Do retailers have to Honour pricing mistakes?

The shop may agree to honour the lower price, but they are not obliged to. Many retailers will offer customers the item at a lower price than it should be – either the incorrect marked price or higher but with a discount to acknowledge their mistake.

What happens if a store charges you the wrong price?

Article content. Under the code, if a customer’s charged more for an item than the advertised price, they’re entitled to receive the product for free if its under $10. If it’s more than $10, then customers get a $10 discount off of the price.

Can a store charge more than marked price?

(a) It is unlawful for any person, at the time of sale of a commodity, to do any of the following: (1) Charge an amount greater than the price, or to compute an amount greater than a true extension of a price per unit, that is then advertised, posted, marked, displayed, or quoted for that commodity.

What is the price accuracy policy?

The Item Free Scanner Policy – The Retailers’ Promise of Price Accuracy. If the scanned price of a non-price ticketed item is higher than the shelf price or any other displayed price, the customer is entitled to receive the item free, up to a $10 maximum. When the item has a price tagged, the lowest price applies.

What did products and services cost 30 years ago?

Here’s a look at what 25 products and services cost back in 1988 — a whopping 30 years ago.

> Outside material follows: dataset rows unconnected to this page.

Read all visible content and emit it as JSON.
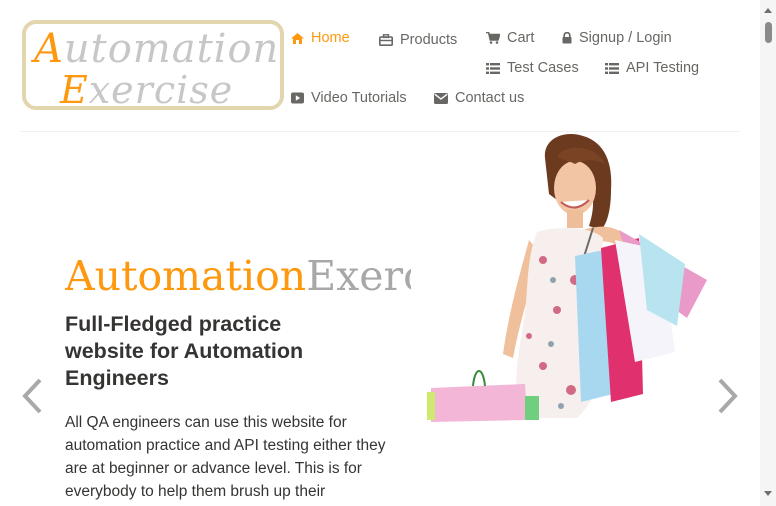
{
  "logo": {
    "line1_first": "A",
    "line1_rest": "utomation",
    "line2_first": "E",
    "line2_rest": "xercise"
  },
  "nav": {
    "home": "Home",
    "products": "Products",
    "cart": "Cart",
    "signup_login": "Signup / Login",
    "test_cases": "Test Cases",
    "api_testing": "API Testing",
    "video_tutorials": "Video Tutorials",
    "contact_us": "Contact us"
  },
  "hero": {
    "brand_part1": "Automation",
    "brand_part2": "Exercise",
    "title": "Full-Fledged practice website for Automation Engineers",
    "description": "All QA engineers can use this website for automation practice and API testing either they are at beginner or advance level. This is for everybody to help them brush up their"
  },
  "colors": {
    "accent": "#fe980f",
    "text": "#696763",
    "dark_text": "#363432"
  },
  "icons": {
    "home": "home-icon",
    "products": "briefcase-icon",
    "cart": "cart-icon",
    "login": "lock-icon",
    "test_cases": "list-icon",
    "api": "list-icon",
    "video": "youtube-play-icon",
    "contact": "envelope-icon",
    "prev": "chevron-left-icon",
    "next": "chevron-right-icon"
  }
}
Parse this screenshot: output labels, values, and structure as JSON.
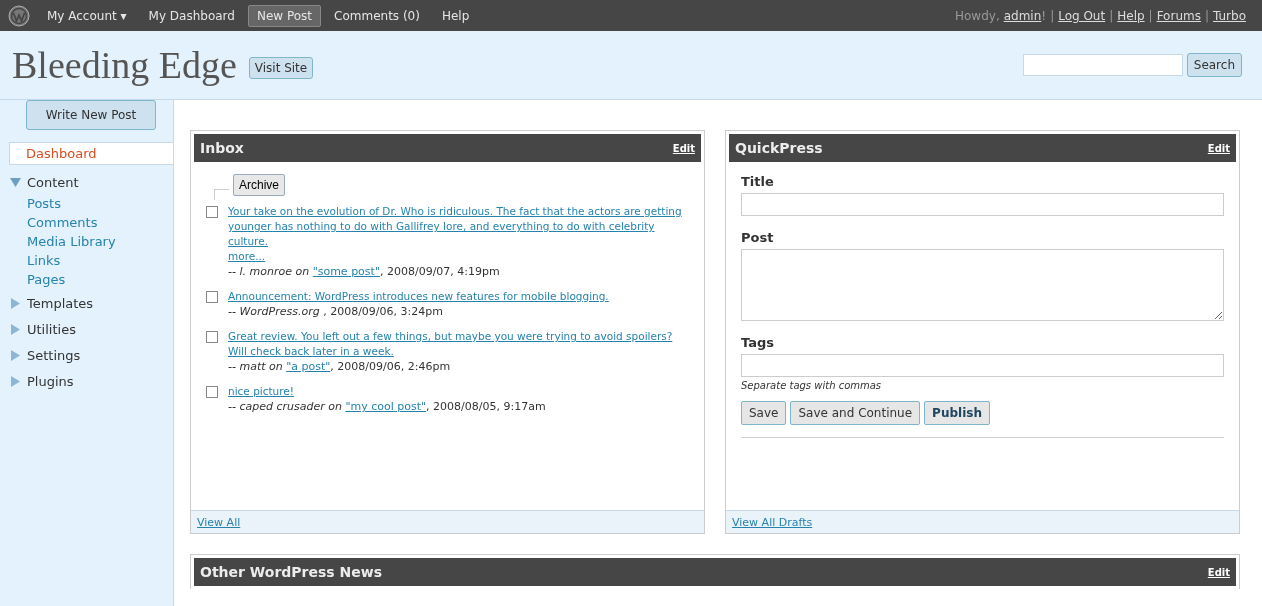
{
  "topbar": {
    "nav": [
      {
        "label": "My Account ▾",
        "selected": false
      },
      {
        "label": "My Dashboard",
        "selected": false
      },
      {
        "label": "New Post",
        "selected": true
      },
      {
        "label": "Comments (0)",
        "selected": false
      },
      {
        "label": "Help",
        "selected": false
      }
    ],
    "greeting": "Howdy,",
    "user": "admin",
    "user_suffix": "!",
    "separator": "|",
    "links": [
      "Log Out",
      "Help",
      "Forums",
      "Turbo"
    ]
  },
  "header": {
    "site_title": "Bleeding Edge",
    "visit_button": "Visit Site",
    "search_button": "Search"
  },
  "sidebar": {
    "write_button": "Write New Post",
    "items": [
      {
        "label": "Dashboard",
        "selected": true
      },
      {
        "label": "Content",
        "expanded": true,
        "children": [
          {
            "label": "Posts"
          },
          {
            "label": "Comments"
          },
          {
            "label": "Media Library"
          },
          {
            "label": "Links"
          },
          {
            "label": "Pages"
          }
        ]
      },
      {
        "label": "Templates",
        "expanded": false
      },
      {
        "label": "Utilities",
        "expanded": false
      },
      {
        "label": "Settings",
        "expanded": false
      },
      {
        "label": "Plugins",
        "expanded": false
      }
    ]
  },
  "inbox": {
    "title": "Inbox",
    "edit": "Edit",
    "archive_button": "Archive",
    "footer_link": "View All",
    "messages": [
      {
        "checked": false,
        "text": "Your take on the evolution of Dr. Who is ridiculous. The fact that the actors are getting younger has nothing to do with Gallifrey lore, and everything to do with celebrity culture.",
        "more": "more...",
        "author": "-- l. monroe on",
        "post": "\"some post\"",
        "date": ", 2008/09/07, 4:19pm"
      },
      {
        "checked": false,
        "text": "Announcement: WordPress introduces new features for mobile blogging.",
        "author": "-- WordPress.org",
        "date": ", 2008/09/06, 3:24pm"
      },
      {
        "checked": false,
        "text": "Great review. You left out a few things, but maybe you were trying to avoid spoilers? Will check back later in a week.",
        "author": "-- matt on",
        "post": "\"a post\"",
        "date": ", 2008/09/06, 2:46pm"
      },
      {
        "checked": false,
        "text": "nice picture!",
        "author": "-- caped crusader on",
        "post": "\"my cool post\"",
        "date": ", 2008/08/05, 9:17am"
      }
    ]
  },
  "quickpress": {
    "title": "QuickPress",
    "edit": "Edit",
    "fields": [
      {
        "label": "Title",
        "kind": "input"
      },
      {
        "label": "Post",
        "kind": "textarea"
      },
      {
        "label": "Tags",
        "kind": "input",
        "hint": "Separate tags with commas"
      }
    ],
    "buttons": [
      {
        "label": "Save",
        "primary": false
      },
      {
        "label": "Save and Continue",
        "primary": false
      },
      {
        "label": "Publish",
        "primary": true
      }
    ],
    "footer_link": "View All Drafts"
  },
  "news": {
    "title": "Other WordPress News",
    "edit": "Edit"
  }
}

What was the price of gas a decade ago?

Gas prices can be quite volatile, and have been as high as $4.11 per gallon a decade ago, during the summer of 2008, but the national average price was recently $2.87 per gallon. That represents overall growth of about 200%, a tripling in price over 30 years.

What was the cost of a dozen eggs in 1988?

A dozen large, grade-A eggs recently cost $1.63 — in cities tracked by the U.S. Bureau of Labor Statistics (BLS). The BLS also has data for mid-1988, when such eggs cost $0.71 per dozen.

What was the cost of a gallon of milk in 1988?

Thirty years ago, in 1988, a typical price for a gallon of milk was about $2.19. Fast-forward to today, and the price is around $2.89, representing an overall increase of only 32%, far lower than inflation’s 113% overall increase in prices.